## ENTRIES SHOWN
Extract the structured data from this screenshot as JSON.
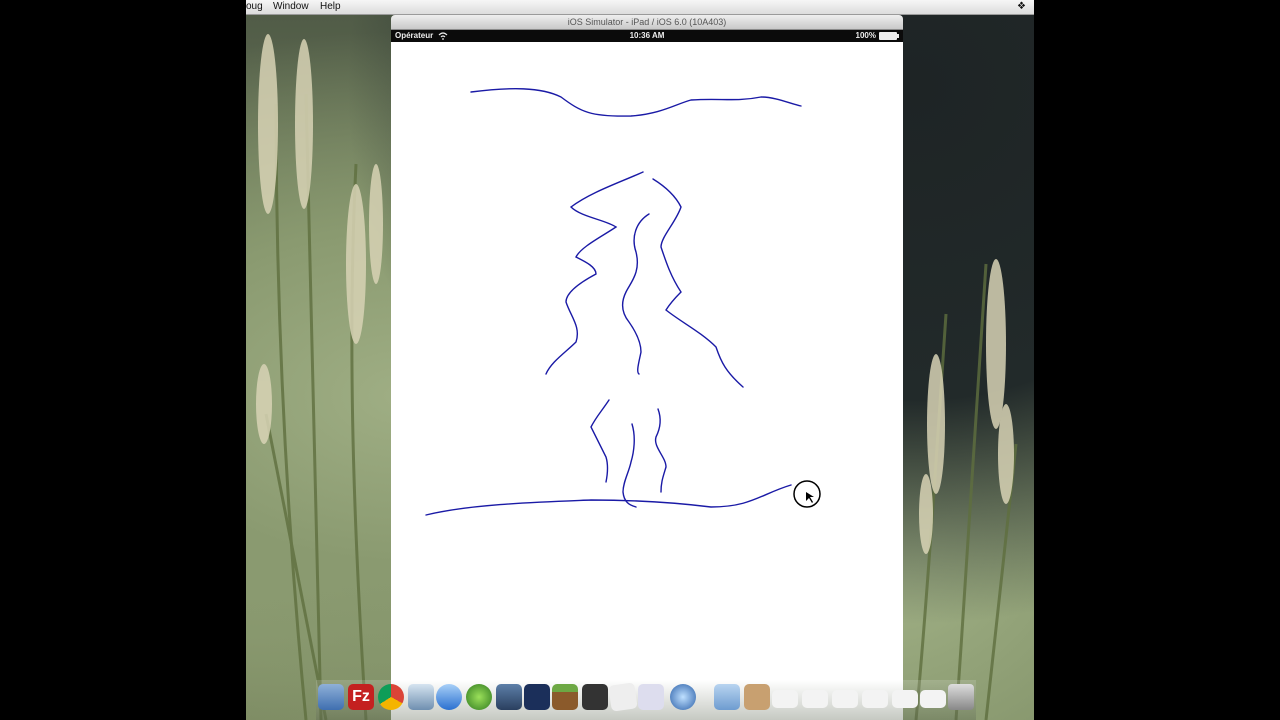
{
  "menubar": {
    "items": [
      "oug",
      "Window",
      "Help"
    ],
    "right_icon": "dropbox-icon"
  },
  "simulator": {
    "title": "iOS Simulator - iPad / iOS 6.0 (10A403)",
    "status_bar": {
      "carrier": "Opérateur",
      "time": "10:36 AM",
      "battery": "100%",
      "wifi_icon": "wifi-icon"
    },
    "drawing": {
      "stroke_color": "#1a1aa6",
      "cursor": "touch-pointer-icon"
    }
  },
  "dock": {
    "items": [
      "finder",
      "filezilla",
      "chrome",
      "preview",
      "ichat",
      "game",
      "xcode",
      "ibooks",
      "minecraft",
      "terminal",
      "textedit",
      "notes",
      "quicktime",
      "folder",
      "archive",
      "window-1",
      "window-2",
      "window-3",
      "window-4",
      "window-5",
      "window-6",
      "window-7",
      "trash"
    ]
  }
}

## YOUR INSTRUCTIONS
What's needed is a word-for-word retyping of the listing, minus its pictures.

## EXERCISE SOLUTION
Extract the structured data from this screenshot as JSON.
{
  "menubar": {
    "items": [
      "oug",
      "Window",
      "Help"
    ],
    "right_icon": "dropbox-icon"
  },
  "simulator": {
    "title": "iOS Simulator - iPad / iOS 6.0 (10A403)",
    "status_bar": {
      "carrier": "Opérateur",
      "time": "10:36 AM",
      "battery": "100%",
      "wifi_icon": "wifi-icon"
    },
    "drawing": {
      "stroke_color": "#1a1aa6",
      "cursor": "touch-pointer-icon"
    }
  },
  "dock": {
    "items": [
      "finder",
      "filezilla",
      "chrome",
      "preview",
      "ichat",
      "game",
      "xcode",
      "ibooks",
      "minecraft",
      "terminal",
      "textedit",
      "notes",
      "quicktime",
      "folder",
      "archive",
      "window-1",
      "window-2",
      "window-3",
      "window-4",
      "window-5",
      "window-6",
      "window-7",
      "trash"
    ]
  }
}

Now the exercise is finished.